GOALS! GOALS! GOALS!

By Sue Reynolds | Feb. 05, 2019, 7:30 a.m. (ET)
A few years ago, at 335 pounds, losing weight seemed hopeless.  I had been trying one diet after another for most of my life.  Each time, I’d lose weight – and then gain it all back again plus 10 more pounds.  But this time, something was different.  This time, I lost 200 pounds and have kept it off for almost three years.  What made the difference?  I had a new goal that gave purpose to my nutrition and exercise.  I wanted to finish a triathlon.

It started out as a secret daydream.  I had gotten to the point where I could walk for three miles, and I had survived a water aerobics class.  I thought to myself, “Hmm.  Maybe I can do a triathlon!”  I never thought that I’d actually do a triathlon, but that secret daydream gave purpose to my weight loss and exercise – and enabled me to stay the course when facing a dozen peanut butter cookies!  To my total surprise, I eventually lost enough weight and gained enough fitness to attempt a triathlon.  I finished dead last, but in my mind, I was a winner!  I was a triathlete!

Over the years, my goals have changed.  In my first triathlon season, my goal was to have the courage to toe the start line – and somehow make it across the finish line.  During my second season, my goal was to set personal bests.  In my third season, I started wanting to be competitive.  My coach and I talked about my goal for that season.  We decided my goal would be to finish in the top eight in the sprint distance at USAT Nationals so I could qualify for Worlds.  BIG mistake.

The more I thought about finishing in the top eight, the more pressure I felt.  I knew my family and friends would love me no matter where I placed, but I was extremely worried about letting my coach down.  He believed in me and had invested so much in training me.  I did not want to disappoint him.  The pressure was unbearable and much of the joy went out of triathlon as I thought about how sad he’d be if I didn’t finish in the top eight.  My coach didn’t put that pressure on me.  I put it on myself.

Then I remembered the words of wisdom that my brother, Tom, shared during my first season.   He explained that you can’t control the outcome of a race.  There are just too many things beyond your control.  You can’t control the weather, who else shows up, how well they race, or whether or not you flat on the bike.  The source of my stress was becoming evident.  I was trying to deliver something that was dependent on things outside of my control.

My brother also explained that outcome goals have their place.  They give direction to your training.  But he added that the most important goals are process goals.  Process goals relate to all the things you must do right every day, all year long, if you want to be in the best position of reaching your desired outcome.  Those are goals like: never skip a workout, focus every moment when training, communicate well with your coach, pay attention to the details, maintain sound nutrition, get enough sleep.

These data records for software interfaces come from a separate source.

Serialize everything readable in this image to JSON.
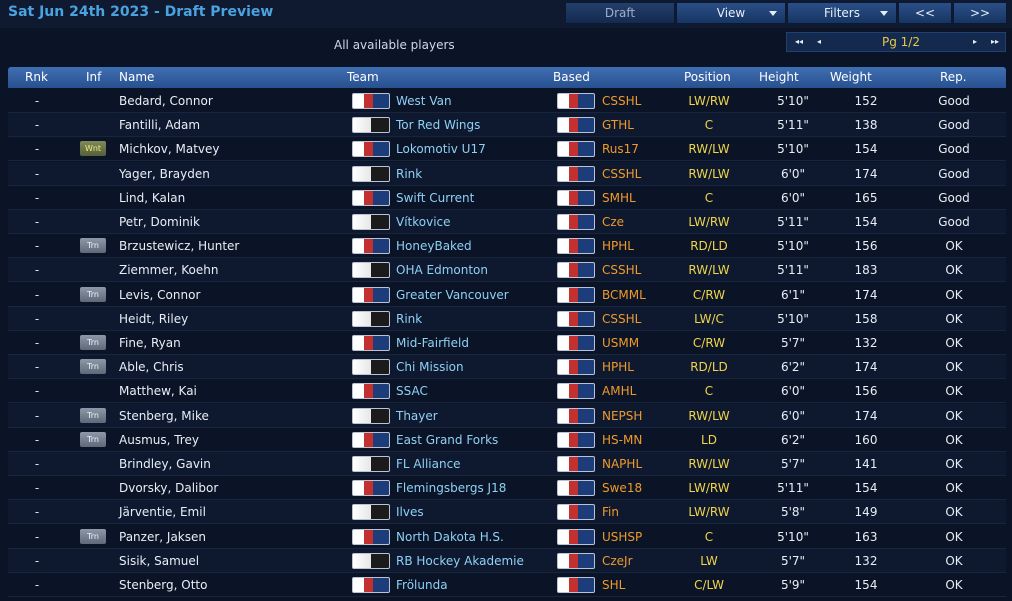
{
  "header": {
    "title": "Sat Jun 24th 2023 - Draft Preview",
    "buttons": {
      "draft": "Draft",
      "view": "View",
      "filters": "Filters",
      "prev": "<<",
      "next": ">>"
    }
  },
  "subtitle": "All available players",
  "pager": {
    "first": "◂◂",
    "prev": "◂",
    "label": "Pg 1/2",
    "next": "▸",
    "last": "▸▸"
  },
  "columns": {
    "rnk": "Rnk",
    "inf": "Inf",
    "name": "Name",
    "team": "Team",
    "based": "Based",
    "position": "Position",
    "height": "Height",
    "weight": "Weight",
    "rep": "Rep."
  },
  "rows": [
    {
      "rnk": "-",
      "inf": "",
      "name": "Bedard, Connor",
      "team": "West Van",
      "based": "CSSHL",
      "position": "LW/RW",
      "height": "5'10\"",
      "weight": "152",
      "rep": "Good"
    },
    {
      "rnk": "-",
      "inf": "",
      "name": "Fantilli, Adam",
      "team": "Tor Red Wings",
      "based": "GTHL",
      "position": "C",
      "height": "5'11\"",
      "weight": "138",
      "rep": "Good"
    },
    {
      "rnk": "-",
      "inf": "Wnt",
      "name": "Michkov, Matvey",
      "team": "Lokomotiv U17",
      "based": "Rus17",
      "position": "RW/LW",
      "height": "5'10\"",
      "weight": "154",
      "rep": "Good"
    },
    {
      "rnk": "-",
      "inf": "",
      "name": "Yager, Brayden",
      "team": "Rink",
      "based": "CSSHL",
      "position": "RW/LW",
      "height": "6'0\"",
      "weight": "174",
      "rep": "Good"
    },
    {
      "rnk": "-",
      "inf": "",
      "name": "Lind, Kalan",
      "team": "Swift Current",
      "based": "SMHL",
      "position": "C",
      "height": "6'0\"",
      "weight": "165",
      "rep": "Good"
    },
    {
      "rnk": "-",
      "inf": "",
      "name": "Petr, Dominik",
      "team": "Vítkovice",
      "based": "Cze",
      "position": "LW/RW",
      "height": "5'11\"",
      "weight": "154",
      "rep": "Good"
    },
    {
      "rnk": "-",
      "inf": "Trn",
      "name": "Brzustewicz, Hunter",
      "team": "HoneyBaked",
      "based": "HPHL",
      "position": "RD/LD",
      "height": "5'10\"",
      "weight": "156",
      "rep": "OK"
    },
    {
      "rnk": "-",
      "inf": "",
      "name": "Ziemmer, Koehn",
      "team": "OHA Edmonton",
      "based": "CSSHL",
      "position": "RW/LW",
      "height": "5'11\"",
      "weight": "183",
      "rep": "OK"
    },
    {
      "rnk": "-",
      "inf": "Trn",
      "name": "Levis, Connor",
      "team": "Greater Vancouver",
      "based": "BCMML",
      "position": "C/RW",
      "height": "6'1\"",
      "weight": "174",
      "rep": "OK"
    },
    {
      "rnk": "-",
      "inf": "",
      "name": "Heidt, Riley",
      "team": "Rink",
      "based": "CSSHL",
      "position": "LW/C",
      "height": "5'10\"",
      "weight": "158",
      "rep": "OK"
    },
    {
      "rnk": "-",
      "inf": "Trn",
      "name": "Fine, Ryan",
      "team": "Mid-Fairfield",
      "based": "USMM",
      "position": "C/RW",
      "height": "5'7\"",
      "weight": "132",
      "rep": "OK"
    },
    {
      "rnk": "-",
      "inf": "Trn",
      "name": "Able, Chris",
      "team": "Chi Mission",
      "based": "HPHL",
      "position": "RD/LD",
      "height": "6'2\"",
      "weight": "174",
      "rep": "OK"
    },
    {
      "rnk": "-",
      "inf": "",
      "name": "Matthew, Kai",
      "team": "SSAC",
      "based": "AMHL",
      "position": "C",
      "height": "6'0\"",
      "weight": "156",
      "rep": "OK"
    },
    {
      "rnk": "-",
      "inf": "Trn",
      "name": "Stenberg, Mike",
      "team": "Thayer",
      "based": "NEPSH",
      "position": "RW/LW",
      "height": "6'0\"",
      "weight": "174",
      "rep": "OK"
    },
    {
      "rnk": "-",
      "inf": "Trn",
      "name": "Ausmus, Trey",
      "team": "East Grand Forks",
      "based": "HS-MN",
      "position": "LD",
      "height": "6'2\"",
      "weight": "160",
      "rep": "OK"
    },
    {
      "rnk": "-",
      "inf": "",
      "name": "Brindley, Gavin",
      "team": "FL Alliance",
      "based": "NAPHL",
      "position": "RW/LW",
      "height": "5'7\"",
      "weight": "141",
      "rep": "OK"
    },
    {
      "rnk": "-",
      "inf": "",
      "name": "Dvorsky, Dalibor",
      "team": "Flemingsbergs J18",
      "based": "Swe18",
      "position": "LW/RW",
      "height": "5'11\"",
      "weight": "154",
      "rep": "OK"
    },
    {
      "rnk": "-",
      "inf": "",
      "name": "Järventie, Emil",
      "team": "Ilves",
      "based": "Fin",
      "position": "LW/RW",
      "height": "5'8\"",
      "weight": "149",
      "rep": "OK"
    },
    {
      "rnk": "-",
      "inf": "Trn",
      "name": "Panzer, Jaksen",
      "team": "North Dakota H.S.",
      "based": "USHSP",
      "position": "C",
      "height": "5'10\"",
      "weight": "163",
      "rep": "OK"
    },
    {
      "rnk": "-",
      "inf": "",
      "name": "Sisik, Samuel",
      "team": "RB Hockey Akademie",
      "based": "CzeJr",
      "position": "LW",
      "height": "5'7\"",
      "weight": "132",
      "rep": "OK"
    },
    {
      "rnk": "-",
      "inf": "",
      "name": "Stenberg, Otto",
      "team": "Frölunda",
      "based": "SHL",
      "position": "C/LW",
      "height": "5'9\"",
      "weight": "154",
      "rep": "OK"
    }
  ]
}
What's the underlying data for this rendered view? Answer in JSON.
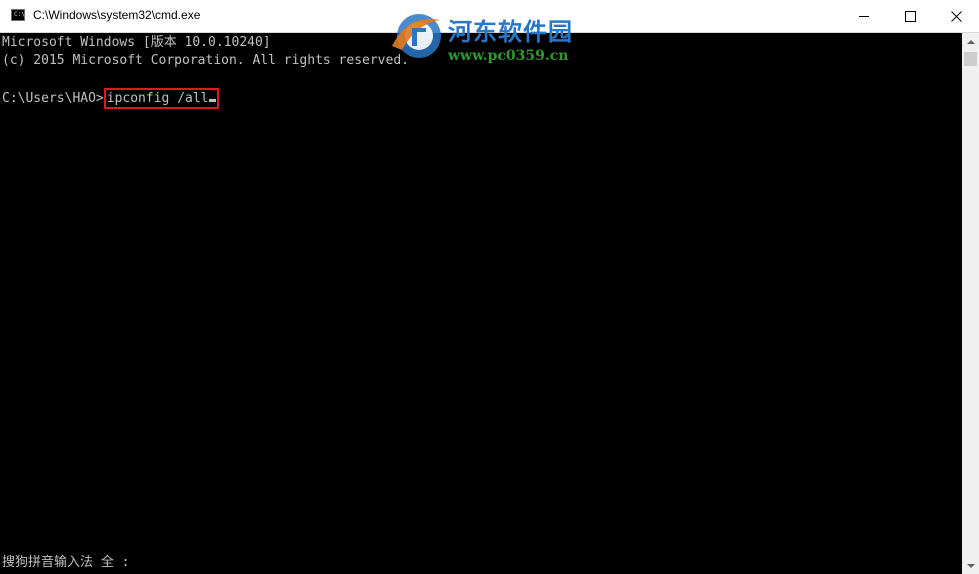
{
  "window": {
    "title": "C:\\Windows\\system32\\cmd.exe",
    "icon": "cmd-icon",
    "icon_text": "C:\\"
  },
  "console": {
    "line1": "Microsoft Windows [版本 10.0.10240]",
    "line2": "(c) 2015 Microsoft Corporation. All rights reserved.",
    "prompt": "C:\\Users\\HAO>",
    "command": "ipconfig /all",
    "ime_status": "搜狗拼音输入法 全 :"
  },
  "watermark": {
    "name": "河东软件园",
    "url": "www.pc0359.cn"
  },
  "colors": {
    "console_bg": "#000000",
    "console_text": "#c0c0c0",
    "highlight": "#e01818",
    "watermark_blue": "#2a76c6",
    "watermark_green": "#2e9a2e"
  }
}
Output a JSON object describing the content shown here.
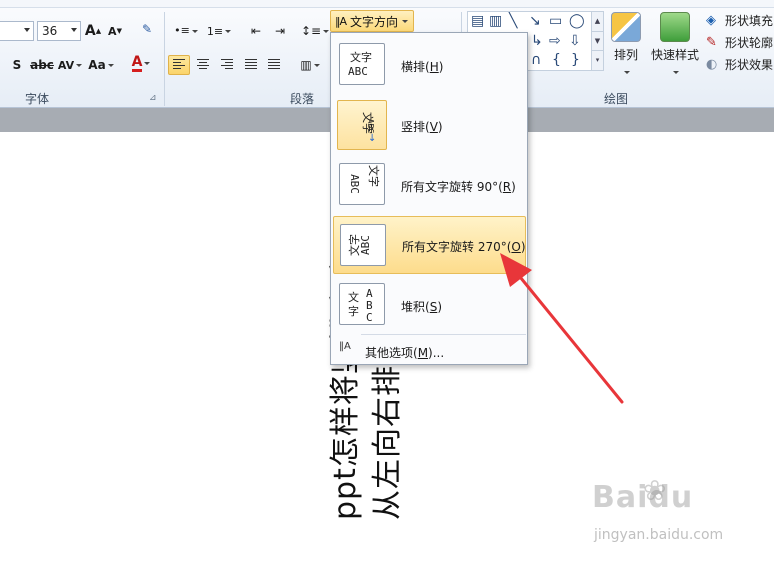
{
  "ribbon": {
    "font_group_label": "字体",
    "paragraph_group_label": "段落",
    "drawing_group_label": "绘图",
    "font_size_value": "36",
    "font_name_value": "",
    "text_direction_label": "文字方向",
    "arrange_label": "排列",
    "quick_styles_label": "快速样式",
    "shape_fill_label": "形状填充",
    "shape_outline_label": "形状轮廓",
    "shape_effects_label": "形状效果",
    "font_buttons": {
      "grow": "A",
      "shrink": "A",
      "shadow": "S",
      "strike": "abc",
      "spacing": "AV",
      "case": "Aa",
      "color": "A"
    }
  },
  "menu": {
    "items": [
      {
        "label": "横排(",
        "key": "H",
        "close": ")"
      },
      {
        "label": "竖排(",
        "key": "V",
        "close": ")"
      },
      {
        "label": "所有文字旋转 90°(",
        "key": "R",
        "close": ")"
      },
      {
        "label": "所有文字旋转 270°(",
        "key": "O",
        "close": ")"
      },
      {
        "label": "堆积(",
        "key": "S",
        "close": ")"
      }
    ],
    "more": {
      "label": "其他选项(",
      "key": "M",
      "close": ")..."
    }
  },
  "thumbs": {
    "horizontal": {
      "line1": "文字",
      "line2": "ABC"
    },
    "vertical": {
      "line1": "文字",
      "line2": "ABC"
    },
    "rot90": {
      "line1": "文字",
      "line2": "ABC"
    },
    "rot270": {
      "line1": "文字",
      "line2": "ABC"
    },
    "stacked": {
      "c1": "文",
      "c2": "字",
      "c3": "A",
      "c4": "B",
      "c5": "C"
    }
  },
  "slide": {
    "line1": "ppt怎样将竖排文字",
    "line2": "从左向右排"
  },
  "watermark": {
    "logo": "Baidu",
    "url": "jingyan.baidu.com"
  },
  "colors": {
    "accent": "#fcd97a",
    "arrow": "#e8363a",
    "font_color_bar": "#d61f1f"
  }
}
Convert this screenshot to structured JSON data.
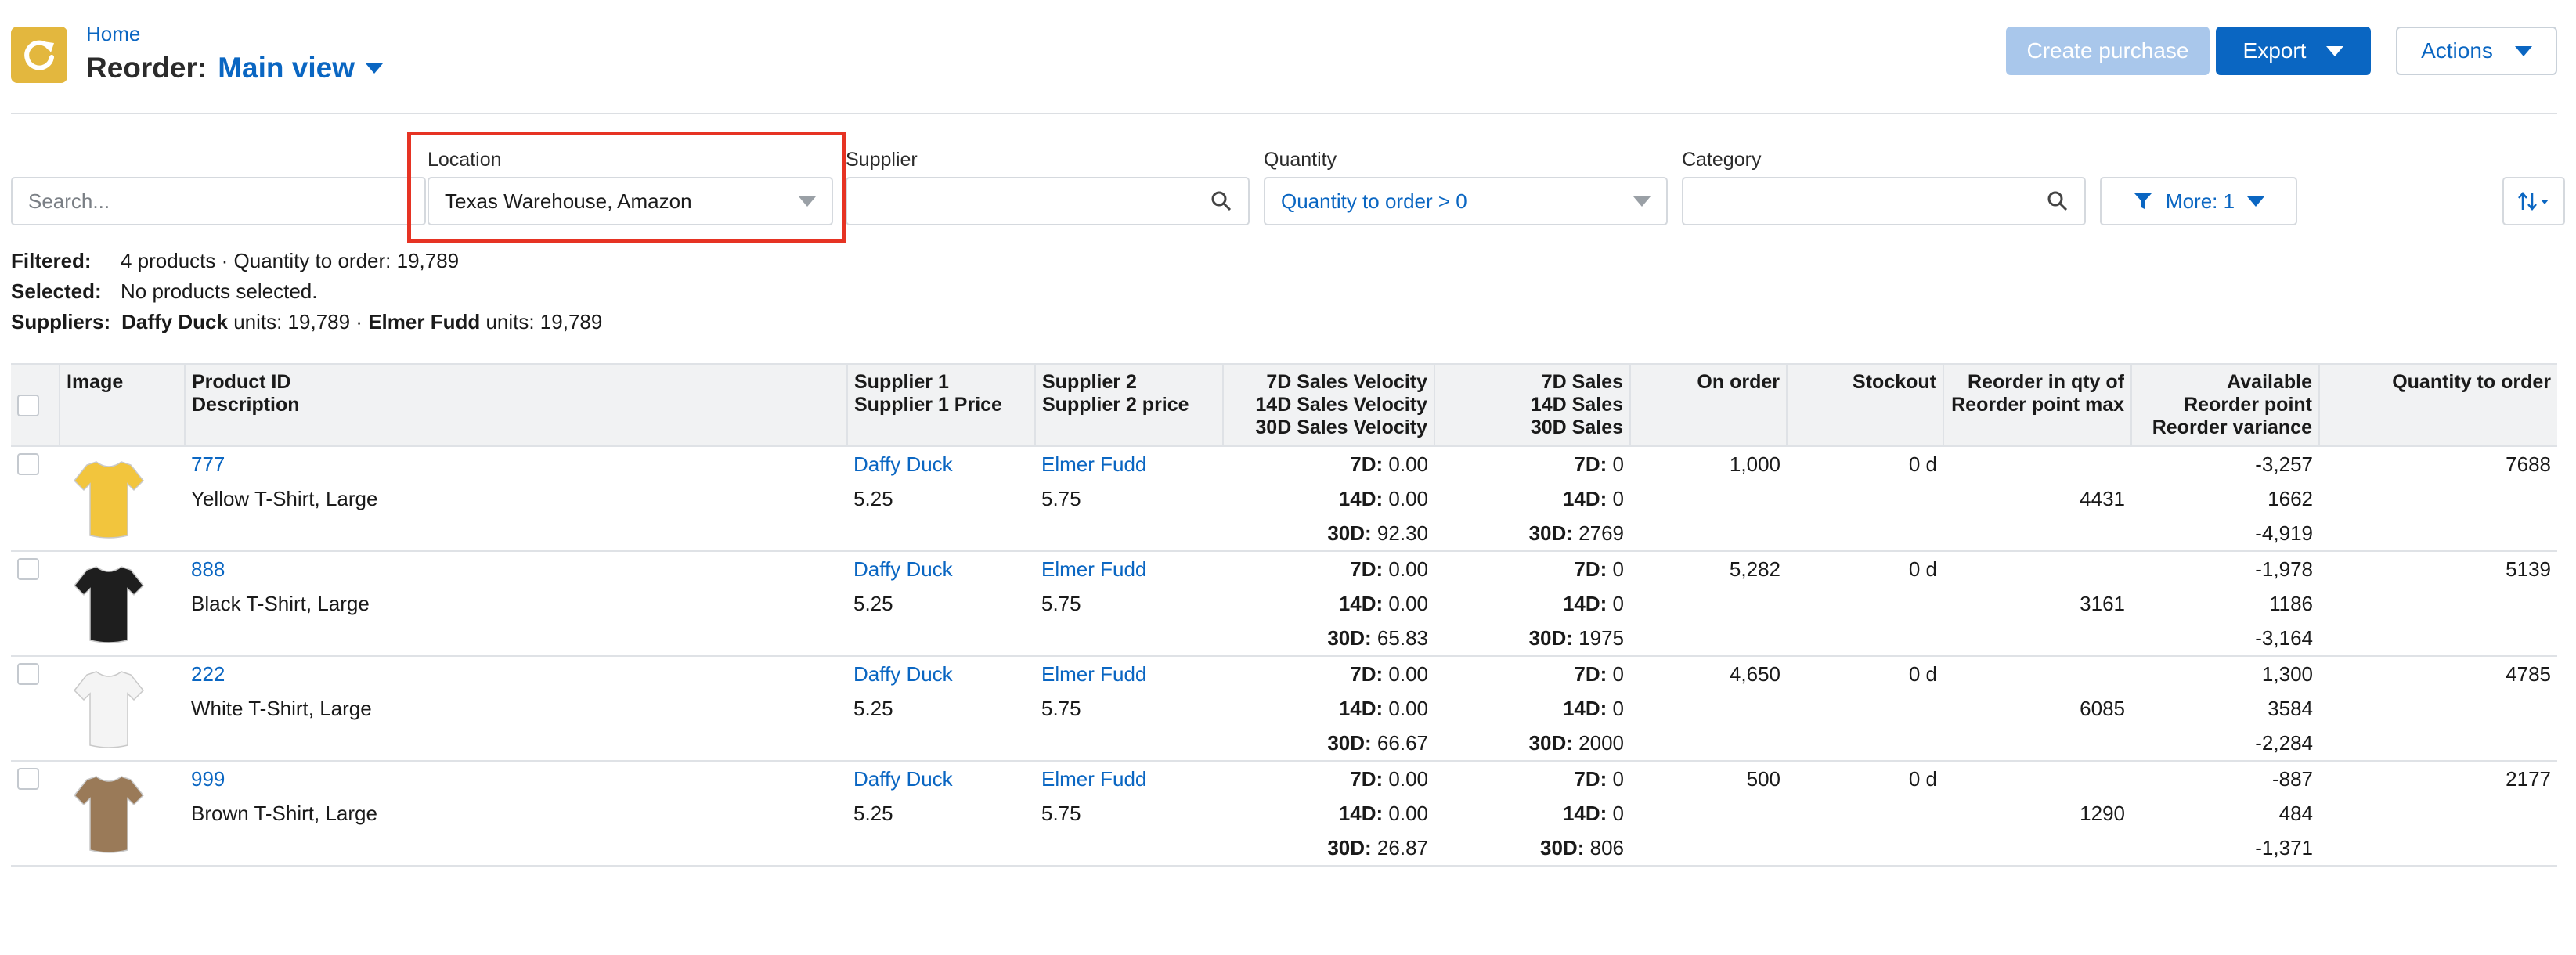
{
  "header": {
    "breadcrumb": "Home",
    "title": "Reorder:",
    "view_name": "Main view",
    "create_purchase_label": "Create purchase",
    "export_label": "Export",
    "actions_label": "Actions"
  },
  "filters": {
    "search_placeholder": "Search...",
    "location_label": "Location",
    "location_value": "Texas Warehouse,  Amazon",
    "supplier_label": "Supplier",
    "supplier_value": "",
    "quantity_label": "Quantity",
    "quantity_value": "Quantity to order > 0",
    "category_label": "Category",
    "category_value": "",
    "more_label": "More: 1"
  },
  "summary": {
    "filtered_label": "Filtered:",
    "filtered_value": "4 products · Quantity to order: 19,789",
    "selected_label": "Selected:",
    "selected_value": "No products selected.",
    "suppliers_label": "Suppliers:",
    "supplier1_name": "Daffy Duck",
    "supplier1_units": " units: 19,789 · ",
    "supplier2_name": "Elmer Fudd",
    "supplier2_units": " units: 19,789"
  },
  "table": {
    "headers": {
      "image": "Image",
      "product_id": "Product ID",
      "description": "Description",
      "supplier1": "Supplier 1",
      "supplier1_price": "Supplier 1 Price",
      "supplier2": "Supplier 2",
      "supplier2_price": "Supplier 2 price",
      "vel7": "7D Sales Velocity",
      "vel14": "14D Sales Velocity",
      "vel30": "30D Sales Velocity",
      "sales7": "7D Sales",
      "sales14": "14D Sales",
      "sales30": "30D Sales",
      "on_order": "On order",
      "stockout": "Stockout",
      "reorder_in_qty": "Reorder in qty of",
      "reorder_point_max": "Reorder point max",
      "available": "Available",
      "reorder_point": "Reorder point",
      "reorder_variance": "Reorder variance",
      "qty_to_order": "Quantity to order"
    },
    "label_7d": "7D:",
    "label_14d": "14D:",
    "label_30d": "30D:",
    "rows": [
      {
        "id": "777",
        "desc": "Yellow T-Shirt, Large",
        "image": "yellow-tshirt",
        "color": "#f2c53d",
        "s1": "Daffy Duck",
        "s1p": "5.25",
        "s2": "Elmer Fudd",
        "s2p": "5.75",
        "v7": "0.00",
        "v14": "0.00",
        "v30": "92.30",
        "sl7": "0",
        "sl14": "0",
        "sl30": "2769",
        "on_order": "1,000",
        "stockout": "0 d",
        "rpm": "4431",
        "avail": "-3,257",
        "rp": "1662",
        "rv": "-4,919",
        "qty": "7688"
      },
      {
        "id": "888",
        "desc": "Black T-Shirt, Large",
        "image": "black-tshirt",
        "color": "#1e1e1e",
        "s1": "Daffy Duck",
        "s1p": "5.25",
        "s2": "Elmer Fudd",
        "s2p": "5.75",
        "v7": "0.00",
        "v14": "0.00",
        "v30": "65.83",
        "sl7": "0",
        "sl14": "0",
        "sl30": "1975",
        "on_order": "5,282",
        "stockout": "0 d",
        "rpm": "3161",
        "avail": "-1,978",
        "rp": "1186",
        "rv": "-3,164",
        "qty": "5139"
      },
      {
        "id": "222",
        "desc": "White T-Shirt, Large",
        "image": "white-tshirt",
        "color": "#f4f4f4",
        "s1": "Daffy Duck",
        "s1p": "5.25",
        "s2": "Elmer Fudd",
        "s2p": "5.75",
        "v7": "0.00",
        "v14": "0.00",
        "v30": "66.67",
        "sl7": "0",
        "sl14": "0",
        "sl30": "2000",
        "on_order": "4,650",
        "stockout": "0 d",
        "rpm": "6085",
        "avail": "1,300",
        "rp": "3584",
        "rv": "-2,284",
        "qty": "4785"
      },
      {
        "id": "999",
        "desc": "Brown T-Shirt, Large",
        "image": "brown-tshirt",
        "color": "#9a7a58",
        "s1": "Daffy Duck",
        "s1p": "5.25",
        "s2": "Elmer Fudd",
        "s2p": "5.75",
        "v7": "0.00",
        "v14": "0.00",
        "v30": "26.87",
        "sl7": "0",
        "sl14": "0",
        "sl30": "806",
        "on_order": "500",
        "stockout": "0 d",
        "rpm": "1290",
        "avail": "-887",
        "rp": "484",
        "rv": "-1,371",
        "qty": "2177"
      }
    ]
  },
  "colors": {
    "accent": "#0a66c2",
    "logo": "#e3b73e",
    "highlight": "#e63323",
    "disabled_button": "#a9c7eb"
  }
}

I liked the idea process goals.  They were things I could control.  If I told my coach I would focus in every workout, I could deliver.  If I pledged to lose more weight, I could make that happen.  So, all my goals became process goals.  I felt good when I nailed those process goals each day.  I hoped those actions would lead me to the top eight at Nationals.

As I toed the start line at Nationals, I had that strange sense of calmness that comes when I know I have prepared well.  The horn blasted.  I followed my race plan perfectly.  I left it all on the course.  I hoped for eight.  But when the results were posted, I saw eleventh.  Strangely, I wasn’t disappointed.  Instead, I felt a deep satisfaction that is hard to describe.  I think it’s the feeling that comes when you know you did your absolute best in training and on the race course.  That you left no stone unturned.  I just felt so dang satisfied. 

As you set your goals for the 2019 triathlon season, define your outcome goals – to cross a finish line, set a personal record, or finish in front of your competition.  Those goals will give you direction.  But set process goals too.  Write down on paper what you have to do every day to reach your outcome goals.  Then do those things – no whining, no excuses, whatever it takes.  And as you meet your process goals each day, feel that deep satisfaction!  The best feeling ever!